§ Task goal: Starting at the first entry below, repeat all the data word for word and drop the pictures.

☆ ☆ ☆

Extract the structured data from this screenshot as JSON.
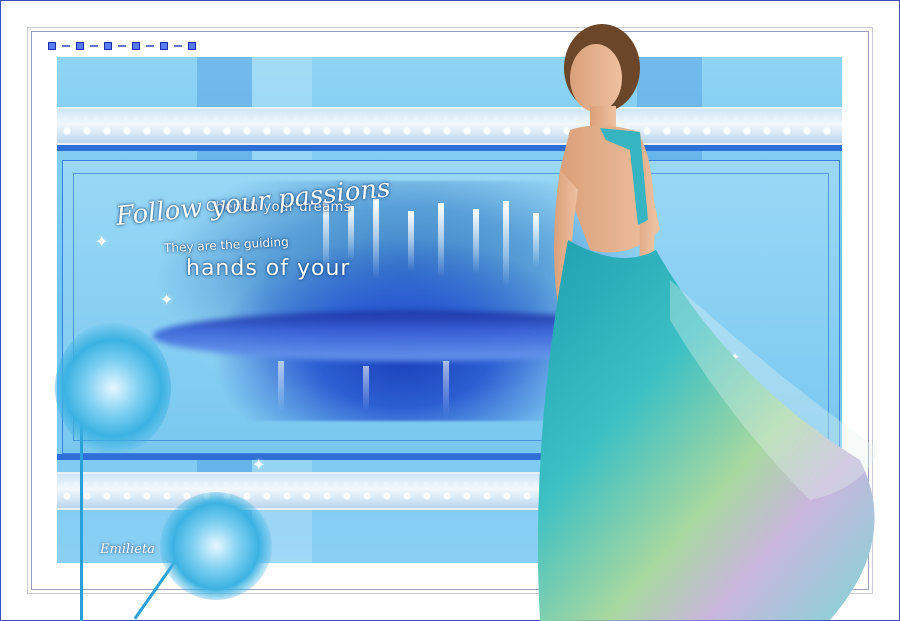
{
  "quote": {
    "line1": "Cherish your dreams",
    "line2": "Follow your passions",
    "line3": "They are the guiding",
    "line4": "hands of your"
  },
  "signature": "Emilieta",
  "colors": {
    "frame_border": "#3a4fb8",
    "panel_blue": "#6cc3ef",
    "deep_blue": "#1a3fb8",
    "dress_teal": "#2fb6b8",
    "lace_white": "#f3f8fc"
  },
  "icons": {
    "sparkle": "sparkle-icon",
    "dandelion": "dandelion-icon"
  }
}
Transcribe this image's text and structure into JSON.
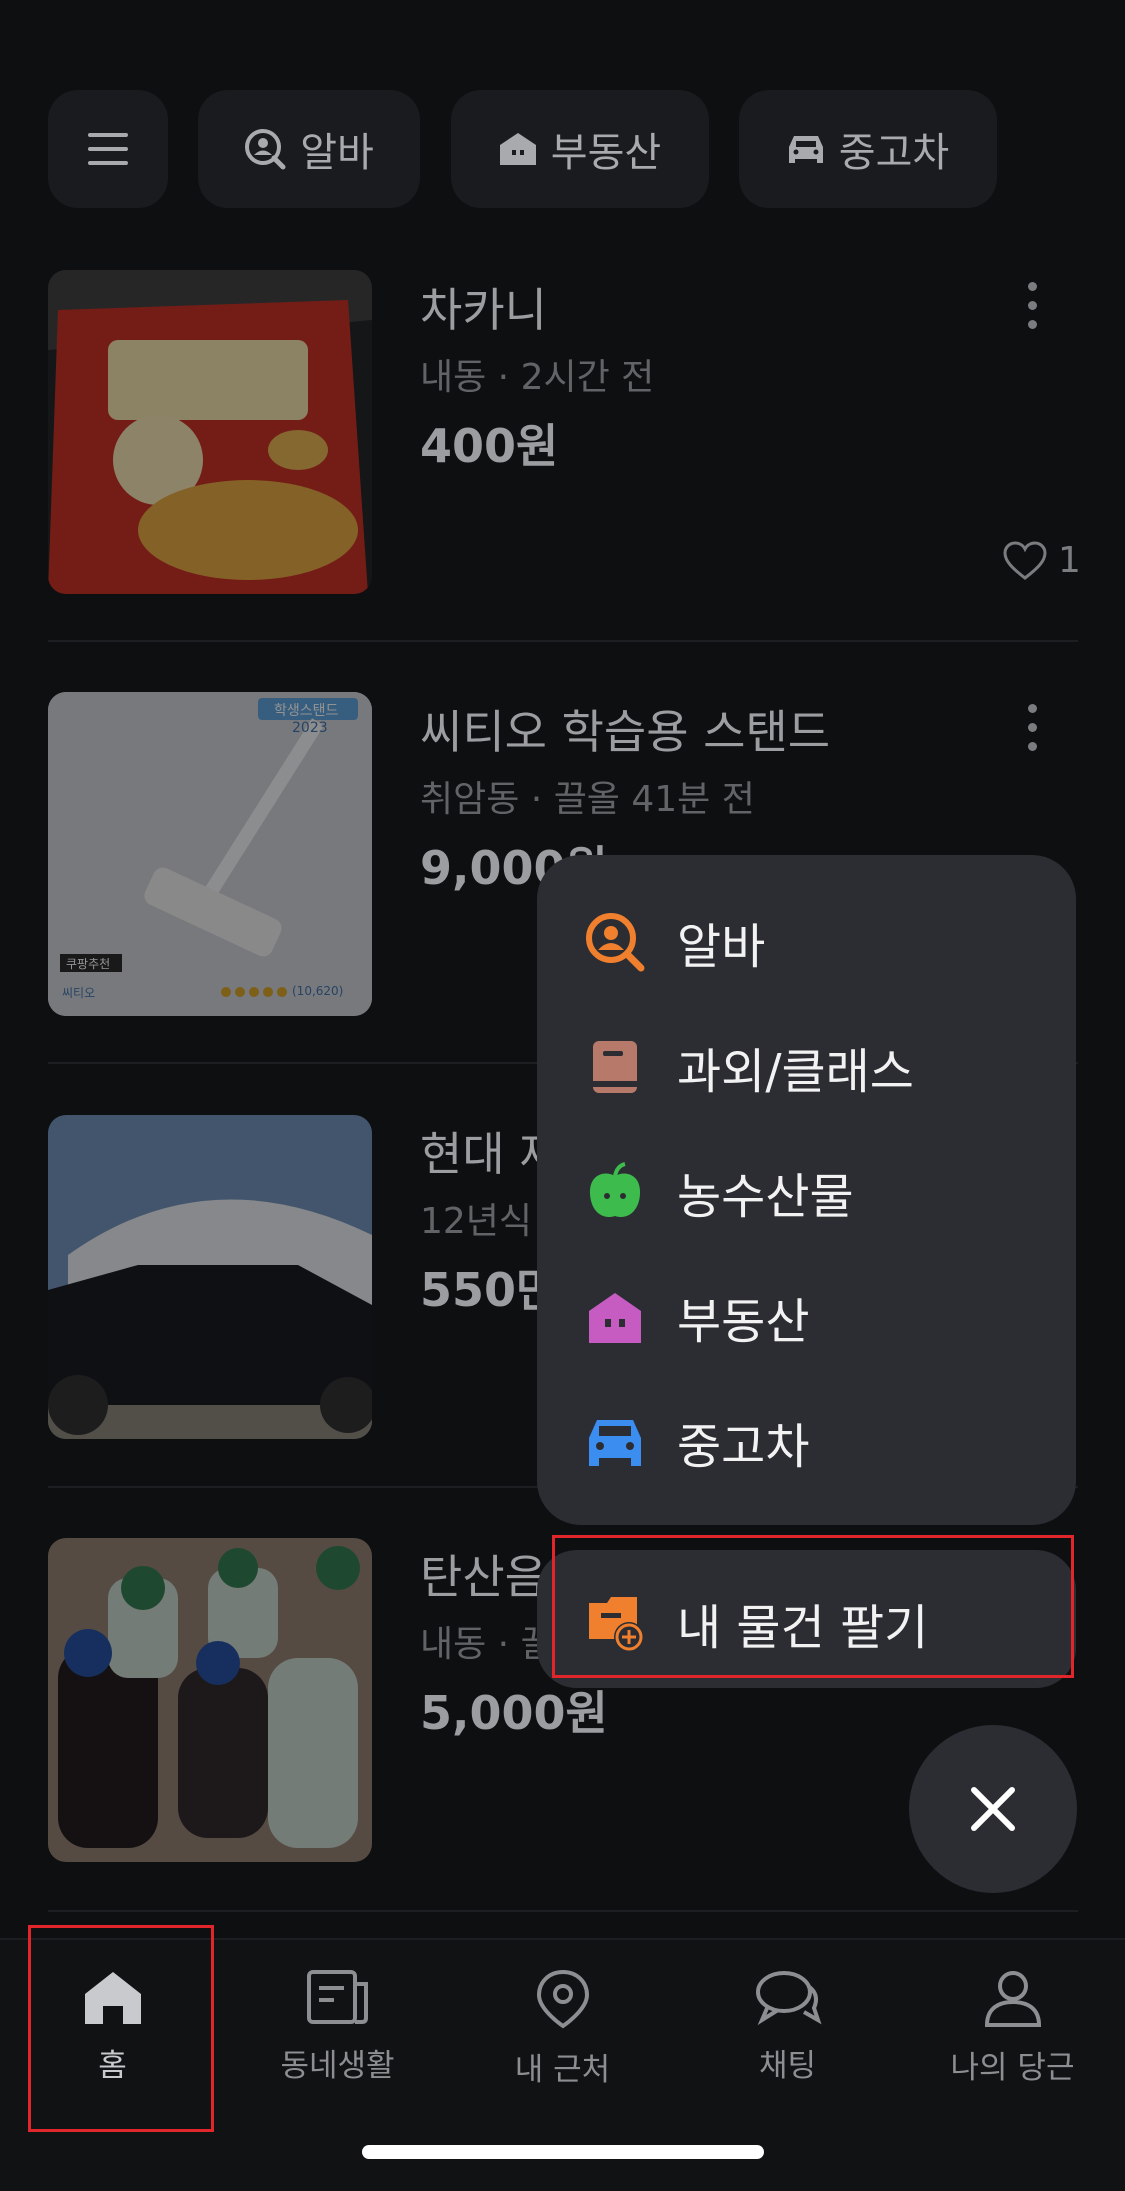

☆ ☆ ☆

§ Response below:
Extract the structured data from this screenshot as JSON.
{
  "quote": {
    "line1": "Cherish your dreams",
    "line2": "Follow your passions",
    "line3": "They are the guiding",
    "line4": "hands of your"
  },
  "signature": "Emilieta",
  "colors": {
    "frame_border": "#3a4fb8",
    "panel_blue": "#6cc3ef",
    "deep_blue": "#1a3fb8",
    "dress_teal": "#2fb6b8",
    "lace_white": "#f3f8fc"
  },
  "icons": {
    "sparkle": "sparkle-icon",
    "dandelion": "dandelion-icon"
  }
}
Transcribe this image's text and structure into JSON.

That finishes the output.